▶ **What is needed**
Give back every entry exactly as it is written, but not the pictures.

(Excerpts from an interface dataset)
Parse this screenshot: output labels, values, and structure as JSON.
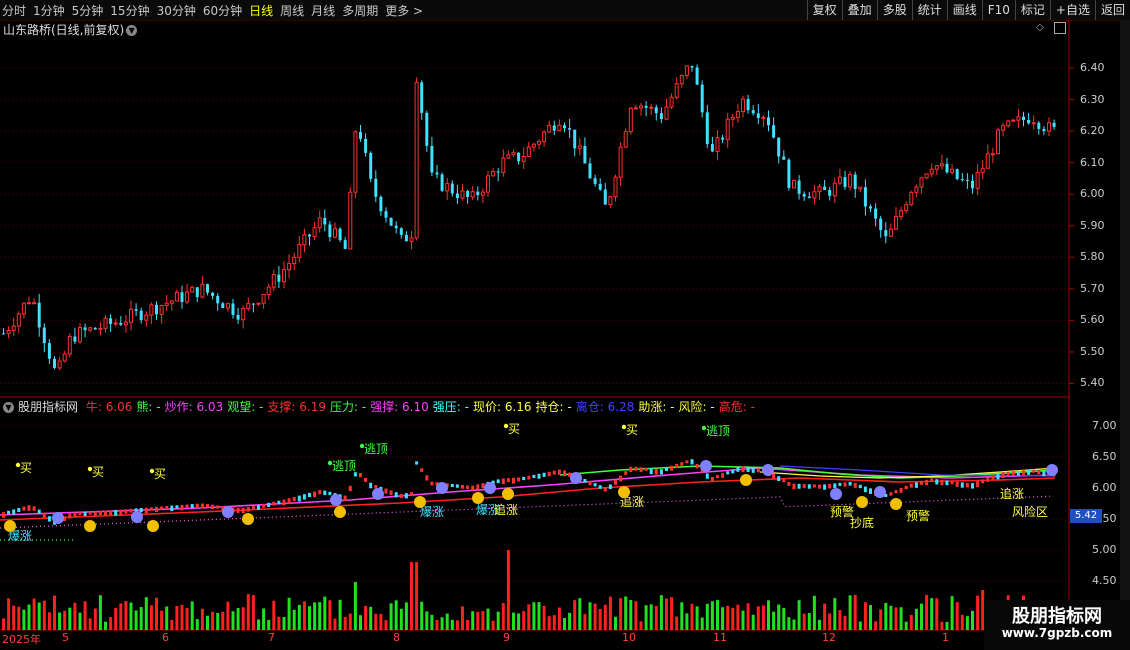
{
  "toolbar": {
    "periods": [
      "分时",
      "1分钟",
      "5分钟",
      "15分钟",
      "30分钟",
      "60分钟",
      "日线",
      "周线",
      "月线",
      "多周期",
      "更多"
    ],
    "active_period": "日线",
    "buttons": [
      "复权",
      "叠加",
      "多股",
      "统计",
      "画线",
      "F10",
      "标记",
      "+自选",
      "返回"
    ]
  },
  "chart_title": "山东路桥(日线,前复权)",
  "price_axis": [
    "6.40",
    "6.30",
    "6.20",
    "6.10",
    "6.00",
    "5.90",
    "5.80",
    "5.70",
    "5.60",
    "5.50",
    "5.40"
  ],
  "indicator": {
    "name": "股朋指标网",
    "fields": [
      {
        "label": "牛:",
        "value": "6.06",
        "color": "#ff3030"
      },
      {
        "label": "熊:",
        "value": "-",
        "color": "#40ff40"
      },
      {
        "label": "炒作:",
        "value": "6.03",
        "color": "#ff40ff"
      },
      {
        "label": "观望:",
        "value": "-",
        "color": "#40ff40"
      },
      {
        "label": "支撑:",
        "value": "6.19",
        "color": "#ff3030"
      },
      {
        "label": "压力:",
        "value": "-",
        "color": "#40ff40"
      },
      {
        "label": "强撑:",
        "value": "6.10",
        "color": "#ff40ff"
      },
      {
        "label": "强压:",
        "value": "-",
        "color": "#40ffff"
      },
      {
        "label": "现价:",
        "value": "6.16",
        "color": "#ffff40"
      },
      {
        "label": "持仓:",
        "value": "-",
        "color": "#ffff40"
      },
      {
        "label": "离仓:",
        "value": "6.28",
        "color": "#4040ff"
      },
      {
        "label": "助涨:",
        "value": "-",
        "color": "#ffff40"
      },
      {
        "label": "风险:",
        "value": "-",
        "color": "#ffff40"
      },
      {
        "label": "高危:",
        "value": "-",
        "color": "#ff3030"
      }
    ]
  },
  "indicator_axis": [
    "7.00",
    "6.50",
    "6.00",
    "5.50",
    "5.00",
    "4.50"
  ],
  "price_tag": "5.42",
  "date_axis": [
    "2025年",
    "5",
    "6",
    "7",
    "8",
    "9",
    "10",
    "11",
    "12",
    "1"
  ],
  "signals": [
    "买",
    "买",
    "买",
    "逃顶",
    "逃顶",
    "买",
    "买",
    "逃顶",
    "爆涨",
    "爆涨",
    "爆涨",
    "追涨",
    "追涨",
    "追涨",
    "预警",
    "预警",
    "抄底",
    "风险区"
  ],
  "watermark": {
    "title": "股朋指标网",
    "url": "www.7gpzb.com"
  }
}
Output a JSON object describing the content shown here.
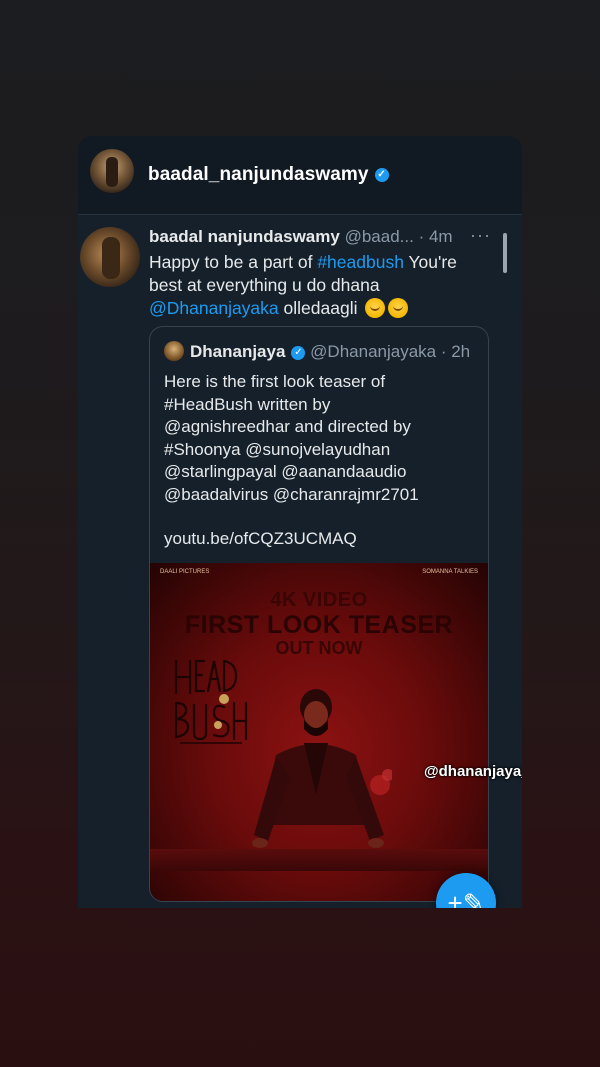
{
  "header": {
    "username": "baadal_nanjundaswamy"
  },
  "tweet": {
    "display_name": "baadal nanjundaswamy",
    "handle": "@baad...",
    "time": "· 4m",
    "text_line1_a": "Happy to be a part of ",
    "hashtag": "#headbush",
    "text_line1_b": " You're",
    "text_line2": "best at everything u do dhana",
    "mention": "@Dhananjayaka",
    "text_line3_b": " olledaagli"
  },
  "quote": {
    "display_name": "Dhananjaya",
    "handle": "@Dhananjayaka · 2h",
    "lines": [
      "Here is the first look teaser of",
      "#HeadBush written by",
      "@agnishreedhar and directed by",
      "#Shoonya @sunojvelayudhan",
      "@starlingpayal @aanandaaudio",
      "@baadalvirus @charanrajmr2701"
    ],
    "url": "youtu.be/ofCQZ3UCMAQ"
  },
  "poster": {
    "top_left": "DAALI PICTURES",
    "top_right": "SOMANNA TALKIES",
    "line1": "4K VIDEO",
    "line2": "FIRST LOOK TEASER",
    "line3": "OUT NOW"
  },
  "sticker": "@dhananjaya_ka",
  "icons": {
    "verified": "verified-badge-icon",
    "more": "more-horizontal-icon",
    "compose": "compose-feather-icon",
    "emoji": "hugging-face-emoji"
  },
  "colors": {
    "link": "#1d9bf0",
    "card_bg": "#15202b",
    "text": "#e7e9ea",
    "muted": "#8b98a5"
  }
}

▶ **Task answer**
Parse this screenshot: output labels, values, and structure as JSON.
{
  "toolbar": {
    "periods": [
      "分时",
      "1分钟",
      "5分钟",
      "15分钟",
      "30分钟",
      "60分钟",
      "日线",
      "周线",
      "月线",
      "多周期",
      "更多"
    ],
    "active_period": "日线",
    "buttons": [
      "复权",
      "叠加",
      "多股",
      "统计",
      "画线",
      "F10",
      "标记",
      "+自选",
      "返回"
    ]
  },
  "chart_title": "山东路桥(日线,前复权)",
  "price_axis": [
    "6.40",
    "6.30",
    "6.20",
    "6.10",
    "6.00",
    "5.90",
    "5.80",
    "5.70",
    "5.60",
    "5.50",
    "5.40"
  ],
  "indicator": {
    "name": "股朋指标网",
    "fields": [
      {
        "label": "牛:",
        "value": "6.06",
        "color": "#ff3030"
      },
      {
        "label": "熊:",
        "value": "-",
        "color": "#40ff40"
      },
      {
        "label": "炒作:",
        "value": "6.03",
        "color": "#ff40ff"
      },
      {
        "label": "观望:",
        "value": "-",
        "color": "#40ff40"
      },
      {
        "label": "支撑:",
        "value": "6.19",
        "color": "#ff3030"
      },
      {
        "label": "压力:",
        "value": "-",
        "color": "#40ff40"
      },
      {
        "label": "强撑:",
        "value": "6.10",
        "color": "#ff40ff"
      },
      {
        "label": "强压:",
        "value": "-",
        "color": "#40ffff"
      },
      {
        "label": "现价:",
        "value": "6.16",
        "color": "#ffff40"
      },
      {
        "label": "持仓:",
        "value": "-",
        "color": "#ffff40"
      },
      {
        "label": "离仓:",
        "value": "6.28",
        "color": "#4040ff"
      },
      {
        "label": "助涨:",
        "value": "-",
        "color": "#ffff40"
      },
      {
        "label": "风险:",
        "value": "-",
        "color": "#ffff40"
      },
      {
        "label": "高危:",
        "value": "-",
        "color": "#ff3030"
      }
    ]
  },
  "indicator_axis": [
    "7.00",
    "6.50",
    "6.00",
    "5.50",
    "5.00",
    "4.50"
  ],
  "price_tag": "5.42",
  "date_axis": [
    "2025年",
    "5",
    "6",
    "7",
    "8",
    "9",
    "10",
    "11",
    "12",
    "1"
  ],
  "signals": [
    "买",
    "买",
    "买",
    "逃顶",
    "逃顶",
    "买",
    "买",
    "逃顶",
    "爆涨",
    "爆涨",
    "爆涨",
    "追涨",
    "追涨",
    "追涨",
    "预警",
    "预警",
    "抄底",
    "风险区"
  ],
  "watermark": {
    "title": "股朋指标网",
    "url": "www.7gpzb.com"
  }
}
Output a JSON object describing the content shown here.
{
  "header": {
    "username": "baadal_nanjundaswamy"
  },
  "tweet": {
    "display_name": "baadal nanjundaswamy",
    "handle": "@baad...",
    "time": "· 4m",
    "text_line1_a": "Happy to be a part of ",
    "hashtag": "#headbush",
    "text_line1_b": " You're",
    "text_line2": "best at everything u do dhana",
    "mention": "@Dhananjayaka",
    "text_line3_b": " olledaagli"
  },
  "quote": {
    "display_name": "Dhananjaya",
    "handle": "@Dhananjayaka · 2h",
    "lines": [
      "Here is the first look teaser of",
      "#HeadBush written by",
      "@agnishreedhar and directed by",
      "#Shoonya @sunojvelayudhan",
      "@starlingpayal @aanandaaudio",
      "@baadalvirus @charanrajmr2701"
    ],
    "url": "youtu.be/ofCQZ3UCMAQ"
  },
  "poster": {
    "top_left": "DAALI PICTURES",
    "top_right": "SOMANNA TALKIES",
    "line1": "4K VIDEO",
    "line2": "FIRST LOOK TEASER",
    "line3": "OUT NOW"
  },
  "sticker": "@dhananjaya_ka",
  "icons": {
    "verified": "verified-badge-icon",
    "more": "more-horizontal-icon",
    "compose": "compose-feather-icon",
    "emoji": "hugging-face-emoji"
  },
  "colors": {
    "link": "#1d9bf0",
    "card_bg": "#15202b",
    "text": "#e7e9ea",
    "muted": "#8b98a5"
  }
}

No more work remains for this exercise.